Ten years after Alexnet ushered in a computer vision revolution, Albert van Breemen marvels at the progress that has been made since.
Ten years ago, the Alexnet algorithm premiered at the Imagenet computer vision challenge, forever changing the field of artificial intelligence. Before Alexnet, traditional computer vision algorithms achieved an error rate of 25 percent during the Imagenet challenge. Alexnet achieved an error rate of 16 percent. It was a huge step forward for the computer vision research community.
Alexnet was developed by Alex Krizhevsky, a computer vision scientist from the University of Toronto, and his team. Rather than being just an algorithm, it’s an approach to developing algorithms that we now call deep learning. The team employed artificial neural networks to build their algorithm, but in contrast to what was common at that time, they used an artificial neural network with millions of parameters.
This immediately introduced two problems. First, you need to have a huge data set to train the algorithm. Secondly, you need to have a lot of compute power. The first problem was solved by Imagenet, which is a database with over 14 million images. The second problem was tackled by following a trend that became popular around that time: general-purpose computing on graphics processing units, or GPGPU. The idea was to use GPUs to speed up computations. The combination of very large artificial neural networks that are trained using big data sets and GPUs is what we now call deep learning. It’s what has made so many new things possible ten years later.
Alexnet was the spark that started the recent AI fire. Since its inception, many new algorithms have been published, every new one outperforming the previous one. In the domain of image classification and object detection, we’ve seen algorithms such as VGG16, VGG19, Inceptionnet, Resnet, mask RCNN, Yolo, SSD, Unet, and many more.
The techniques used for Alexnet have also been used beyond image problems. By combining it with another AI technique called reinforcement learning, the company Deepmind created the Alphago algorithm that defeated the world go champion in 2016. Alphago, too, has been improved over the years and newer versions called Alphazero and Muzero have been developed that not only play go but also chess, shogi and Atari computer games on a world champion level.
Most of the successful deep learning algorithms are based on what we call a supervised learning paradigm. With supervised learning, every data point in your dataset needs to have an annotation to train the algorithm. During the learning process, the annotation is used to teach the algorithm the correct classification or object in the image. Creating annotations is done manually by humans and this is currently a weakness of deep learning algorithms.
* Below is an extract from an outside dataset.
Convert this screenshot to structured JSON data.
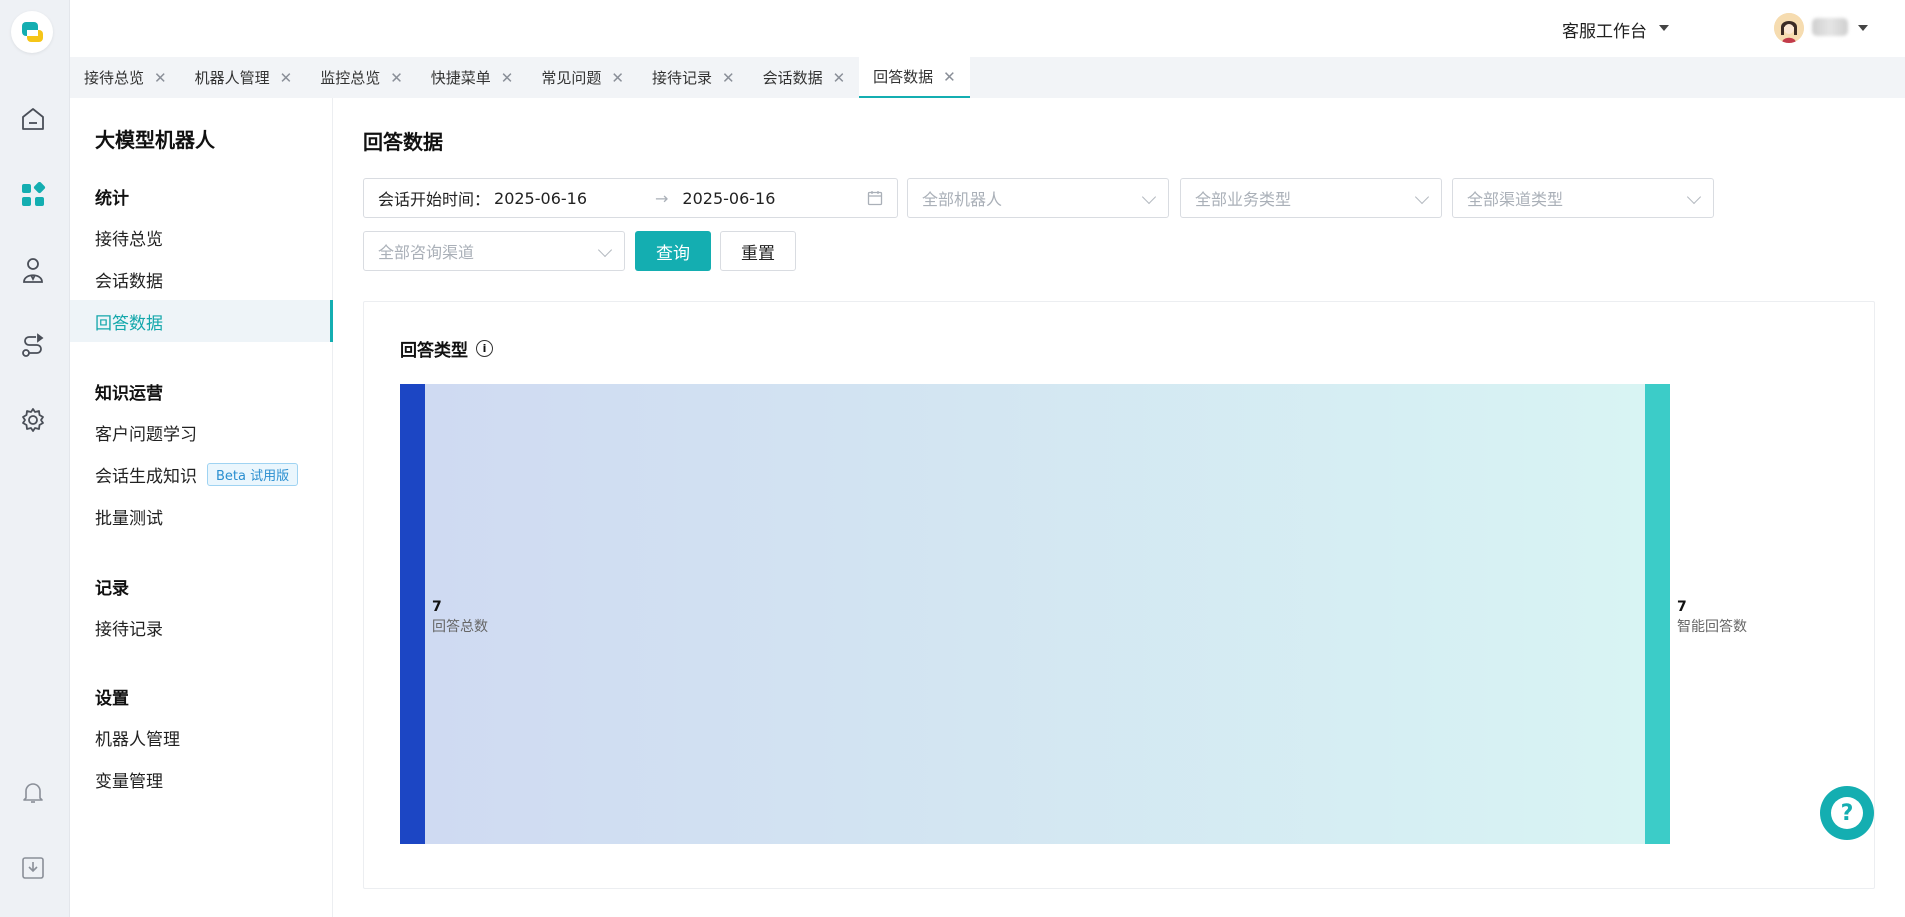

Data is the bottleneck in many industrial applications as a lot of annotated data is needed to train very accurate algorithms. In practice, the cost of collecting and annotating one image is between 1 and 10 euros depending on the computer vision task. To achieve high accuracies, datasets with thousands or tens of thousands of images are needed. Not only is this very costly, but collecting and annotating data is also very time consuming.
To overcome this data bottleneck, researchers started to develop new learning techniques such as semi-supervised learning, active learning, self-supervised learning and unsupervised learning. The ambition behind all these techniques is that very limited or no annotated data at all is needed to train a deep learning algorithm. So far, results weren’t sufficient to do away with costly manual annotations.
Another approach to reducing data collection and annotation costs is to have data generated by another algorithm. Synthetic data is the approach when you first make a 3D model of the object you’re interested in and use software to generate automatically annotated image datasets. The difficulty with this approach is the sim-to-real gap: the performance of the algorithm in the real world depends on how well the images are rendered and how realistic they look.
More recently, great successes have been achieved in generative modeling. Generative models are algorithms that generate data. Up to last year, generative adversarial networks, or GANs, were state-of-the-art algorithms for generating images of, for instance, non-existing people. This year, algorithms based on diffusion models have been released, such as DALL-E, Imagen and Stable Diffusion. These models can translate a textual description of an image into a real picture. As the quality of those images is very high, they might be used to generate training sets for supervised learning algorithms and reduce data costs.
So now, only 10 years after Alexnet, we’re entering the area where one algorithm is generating the data for another to learn from. To speak with the famous words of the two-minute paper by Youtuber Károly Zsolnai-Fehér: what a time to be alive!